▶ _INFORMATION_:
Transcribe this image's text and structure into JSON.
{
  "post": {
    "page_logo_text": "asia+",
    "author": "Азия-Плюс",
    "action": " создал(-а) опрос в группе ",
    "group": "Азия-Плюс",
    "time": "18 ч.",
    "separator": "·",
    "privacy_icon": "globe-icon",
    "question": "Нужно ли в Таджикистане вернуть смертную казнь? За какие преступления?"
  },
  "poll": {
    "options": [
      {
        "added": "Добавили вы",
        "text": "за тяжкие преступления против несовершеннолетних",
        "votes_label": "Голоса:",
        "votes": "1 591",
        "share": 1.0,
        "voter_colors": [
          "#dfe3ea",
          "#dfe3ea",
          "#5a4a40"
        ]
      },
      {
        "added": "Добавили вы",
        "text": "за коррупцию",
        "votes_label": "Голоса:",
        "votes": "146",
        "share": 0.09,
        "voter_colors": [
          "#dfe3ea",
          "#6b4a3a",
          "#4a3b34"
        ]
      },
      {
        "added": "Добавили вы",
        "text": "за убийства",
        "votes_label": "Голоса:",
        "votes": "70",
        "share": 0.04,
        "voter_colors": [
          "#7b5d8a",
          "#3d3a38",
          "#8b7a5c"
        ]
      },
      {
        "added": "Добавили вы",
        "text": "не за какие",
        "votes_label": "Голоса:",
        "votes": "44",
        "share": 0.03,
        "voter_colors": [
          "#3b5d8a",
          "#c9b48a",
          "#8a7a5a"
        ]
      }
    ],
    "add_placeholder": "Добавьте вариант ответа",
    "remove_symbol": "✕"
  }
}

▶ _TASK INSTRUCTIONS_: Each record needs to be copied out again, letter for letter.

▶ _ANSWER FOR THIS EXERCISE_:
Transcribe this image's text and structure into JSON.
{
  "post": {
    "page_logo_text": "asia+",
    "author": "Азия-Плюс",
    "action": " создал(-а) опрос в группе ",
    "group": "Азия-Плюс",
    "time": "18 ч.",
    "separator": "·",
    "privacy_icon": "globe-icon",
    "question": "Нужно ли в Таджикистане вернуть смертную казнь? За какие преступления?"
  },
  "poll": {
    "options": [
      {
        "added": "Добавили вы",
        "text": "за тяжкие преступления против несовершеннолетних",
        "votes_label": "Голоса:",
        "votes": "1 591",
        "share": 1.0,
        "voter_colors": [
          "#dfe3ea",
          "#dfe3ea",
          "#5a4a40"
        ]
      },
      {
        "added": "Добавили вы",
        "text": "за коррупцию",
        "votes_label": "Голоса:",
        "votes": "146",
        "share": 0.09,
        "voter_colors": [
          "#dfe3ea",
          "#6b4a3a",
          "#4a3b34"
        ]
      },
      {
        "added": "Добавили вы",
        "text": "за убийства",
        "votes_label": "Голоса:",
        "votes": "70",
        "share": 0.04,
        "voter_colors": [
          "#7b5d8a",
          "#3d3a38",
          "#8b7a5c"
        ]
      },
      {
        "added": "Добавили вы",
        "text": "не за какие",
        "votes_label": "Голоса:",
        "votes": "44",
        "share": 0.03,
        "voter_colors": [
          "#3b5d8a",
          "#c9b48a",
          "#8a7a5a"
        ]
      }
    ],
    "add_placeholder": "Добавьте вариант ответа",
    "remove_symbol": "✕"
  }
}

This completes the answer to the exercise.